"He had this experience where [the cab driver] said all he wants to do is talk, so we've now got the $40 and the $24 plan," Pappas said.
The new rates, however, are also a reaction to other new entrants such as Wind Mobile and Mobilicity, which also offer unlimited calling and texting. Mobilicity, which launched earlier this month, for one, has an unlimited talk and text plan for $25.
"It wasn't a direct response to Mobilicity although certainly the fact that they're doing a lot of unlimited makes them the closest to what we're doing in the marketplace," Pappas said. "[However], they're going after a lot of high-end users, which is certainly not the demographic we're going after."
As with other new carriers, Public Mobile is not requiring new customers to sign onto contracts, but is instead asking them to buy their phones up front. The company is starting with four handsets, priced between $70 and $180.
Public Mobile began opening stores in March, with 39 now in Toronto and a further 21 in Montreal, where service will be launched at the end of June.
Unlike Wind and Mobilicity, which have launched or are planning to launch in major cities, Public Mobile does not yet offer coverage outside of its immediate service areas. The company is aiming for urban customers who don't move around a lot and doesn't want to stick them with the surprise roaming charges that usually result outside of the main coverage areas.
"We've chosen to hold off on roaming because we don't want people to roam onto another network without knowing it," Pappas said.
All of the new carriers will compete with established players Bell, Rogers and Telus, who control about 95 per cent of the Canadian wireless market. Wind, Mobilicity and Public Mobile benefited from special rules in a 2008 government auction, where airwaves were reserved for potentially new service providers. The government established the rules in an effort to drive competition into a market that suffered from high prices and poor innovation.
Industry analysts generally agree that all three new carriers are unlikely to survive in the long run, but they are split on which ones may fall by the wayside.

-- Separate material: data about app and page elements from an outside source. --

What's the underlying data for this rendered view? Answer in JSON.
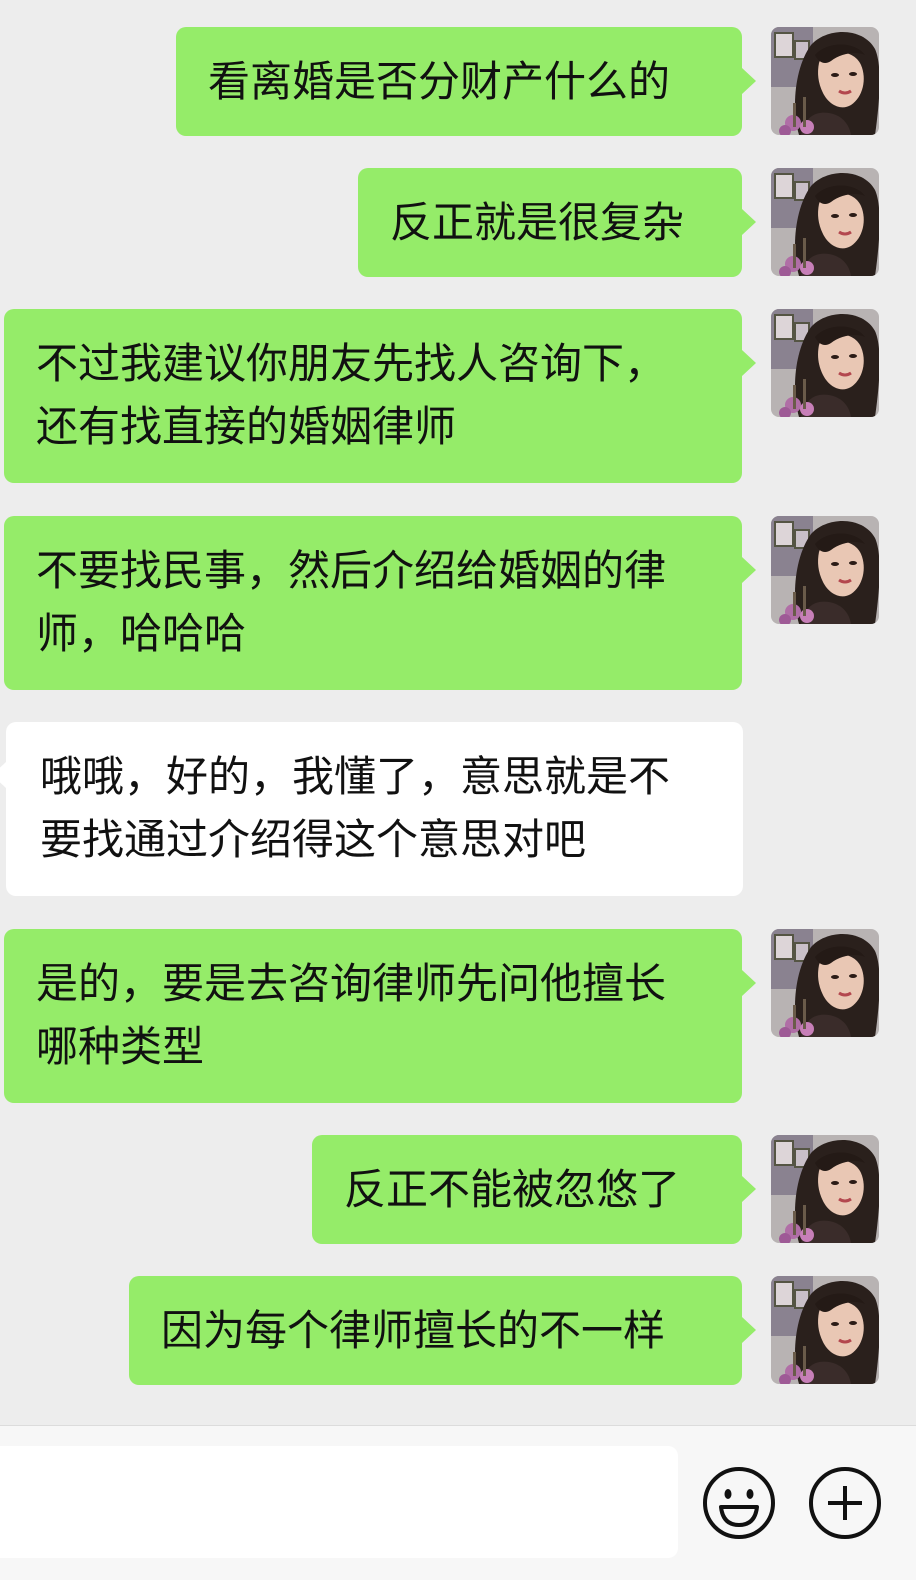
{
  "messages": [
    {
      "side": "right",
      "text": "看离婚是否分财产什么的"
    },
    {
      "side": "right",
      "text": "反正就是很复杂"
    },
    {
      "side": "right",
      "text": "不过我建议你朋友先找人咨询下，\n还有找直接的婚姻律师"
    },
    {
      "side": "right",
      "text": "不要找民事，然后介绍给婚姻的律\n师，哈哈哈"
    },
    {
      "side": "left",
      "text": "哦哦，好的，我懂了，意思就是不\n要找通过介绍得这个意思对吧"
    },
    {
      "side": "right",
      "text": "是的，要是去咨询律师先问他擅长\n哪种类型"
    },
    {
      "side": "right",
      "text": "反正不能被忽悠了"
    },
    {
      "side": "right",
      "text": "因为每个律师擅长的不一样"
    }
  ],
  "input": {
    "value": ""
  },
  "icons": {
    "emoji": "emoji-icon",
    "plus": "plus-icon",
    "avatar": "avatar"
  },
  "colors": {
    "sent_bubble": "#95ec69",
    "received_bubble": "#ffffff",
    "background": "#ededed"
  }
}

Some like Public Mobile's chances because of the company's lower cost structure and the fact that it is focusing on a specific niche.

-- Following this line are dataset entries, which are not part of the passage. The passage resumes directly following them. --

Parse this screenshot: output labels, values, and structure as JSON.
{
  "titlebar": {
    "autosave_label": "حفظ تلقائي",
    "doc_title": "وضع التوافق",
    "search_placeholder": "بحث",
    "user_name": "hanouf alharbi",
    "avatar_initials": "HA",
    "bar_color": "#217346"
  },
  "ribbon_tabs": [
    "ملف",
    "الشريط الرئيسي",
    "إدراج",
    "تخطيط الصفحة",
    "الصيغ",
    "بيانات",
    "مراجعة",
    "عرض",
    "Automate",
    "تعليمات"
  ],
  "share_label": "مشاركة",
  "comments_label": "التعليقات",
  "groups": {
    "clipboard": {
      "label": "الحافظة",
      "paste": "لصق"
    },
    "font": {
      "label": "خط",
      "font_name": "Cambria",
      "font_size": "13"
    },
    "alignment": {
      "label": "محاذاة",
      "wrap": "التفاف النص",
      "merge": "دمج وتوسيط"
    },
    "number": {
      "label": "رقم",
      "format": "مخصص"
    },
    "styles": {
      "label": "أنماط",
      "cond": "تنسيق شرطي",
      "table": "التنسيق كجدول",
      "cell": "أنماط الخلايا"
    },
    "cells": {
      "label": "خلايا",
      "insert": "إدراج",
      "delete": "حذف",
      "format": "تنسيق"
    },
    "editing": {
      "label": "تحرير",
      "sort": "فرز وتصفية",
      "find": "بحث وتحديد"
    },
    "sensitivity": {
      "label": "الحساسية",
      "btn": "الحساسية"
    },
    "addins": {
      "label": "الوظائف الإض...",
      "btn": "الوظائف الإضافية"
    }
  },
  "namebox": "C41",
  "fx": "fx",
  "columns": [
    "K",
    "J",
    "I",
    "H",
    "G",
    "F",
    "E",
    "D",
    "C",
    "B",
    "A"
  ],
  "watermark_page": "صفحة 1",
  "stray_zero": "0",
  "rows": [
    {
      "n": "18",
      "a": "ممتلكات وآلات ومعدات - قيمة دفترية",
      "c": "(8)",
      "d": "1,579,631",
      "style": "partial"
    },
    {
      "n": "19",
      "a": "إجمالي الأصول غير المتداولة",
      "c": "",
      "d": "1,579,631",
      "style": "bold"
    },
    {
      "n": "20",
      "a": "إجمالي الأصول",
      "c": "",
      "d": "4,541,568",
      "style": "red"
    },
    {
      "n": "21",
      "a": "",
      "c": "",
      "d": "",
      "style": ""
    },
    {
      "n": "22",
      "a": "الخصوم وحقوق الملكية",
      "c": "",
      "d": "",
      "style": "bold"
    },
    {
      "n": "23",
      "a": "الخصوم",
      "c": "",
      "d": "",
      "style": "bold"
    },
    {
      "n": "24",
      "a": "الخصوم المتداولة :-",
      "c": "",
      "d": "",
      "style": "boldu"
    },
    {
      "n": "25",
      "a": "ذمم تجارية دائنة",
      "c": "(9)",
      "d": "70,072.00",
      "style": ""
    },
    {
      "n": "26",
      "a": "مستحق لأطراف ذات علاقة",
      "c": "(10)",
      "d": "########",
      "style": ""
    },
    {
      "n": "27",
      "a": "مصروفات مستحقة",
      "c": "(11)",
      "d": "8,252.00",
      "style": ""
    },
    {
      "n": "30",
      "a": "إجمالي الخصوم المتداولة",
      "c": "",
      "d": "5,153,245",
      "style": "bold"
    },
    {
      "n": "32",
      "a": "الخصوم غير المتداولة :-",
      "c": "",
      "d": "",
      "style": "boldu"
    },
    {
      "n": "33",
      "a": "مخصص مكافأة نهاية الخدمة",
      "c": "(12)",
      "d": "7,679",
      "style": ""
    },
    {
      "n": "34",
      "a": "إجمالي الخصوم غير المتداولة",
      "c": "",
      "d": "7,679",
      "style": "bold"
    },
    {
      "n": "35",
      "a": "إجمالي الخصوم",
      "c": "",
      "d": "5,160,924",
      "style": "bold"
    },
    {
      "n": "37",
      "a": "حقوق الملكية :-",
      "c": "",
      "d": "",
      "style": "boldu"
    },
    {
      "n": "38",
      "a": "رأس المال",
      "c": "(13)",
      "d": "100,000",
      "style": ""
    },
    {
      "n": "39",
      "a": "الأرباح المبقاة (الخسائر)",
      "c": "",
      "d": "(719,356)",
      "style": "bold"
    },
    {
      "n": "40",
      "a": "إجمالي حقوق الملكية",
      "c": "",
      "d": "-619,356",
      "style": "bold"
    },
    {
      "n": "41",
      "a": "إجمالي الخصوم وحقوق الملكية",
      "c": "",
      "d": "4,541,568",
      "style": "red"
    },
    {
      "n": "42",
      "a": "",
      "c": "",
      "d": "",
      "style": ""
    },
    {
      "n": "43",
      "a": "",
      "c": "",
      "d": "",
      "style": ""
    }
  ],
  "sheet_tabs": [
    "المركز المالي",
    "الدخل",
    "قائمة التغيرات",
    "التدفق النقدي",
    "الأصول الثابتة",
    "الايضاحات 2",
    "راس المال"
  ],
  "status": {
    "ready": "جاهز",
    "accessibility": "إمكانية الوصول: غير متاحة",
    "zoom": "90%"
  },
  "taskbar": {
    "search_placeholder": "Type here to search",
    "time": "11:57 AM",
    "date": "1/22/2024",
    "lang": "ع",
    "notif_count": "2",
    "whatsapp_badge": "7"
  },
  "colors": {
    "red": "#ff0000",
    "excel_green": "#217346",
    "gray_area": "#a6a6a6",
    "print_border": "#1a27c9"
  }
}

"Public Mobile is not looking at going after all the bells and whistles and is less likely to cross paths with the incumbents," said an analyst who asked not to be named. "They'll be a much smaller but also sustainable competitor."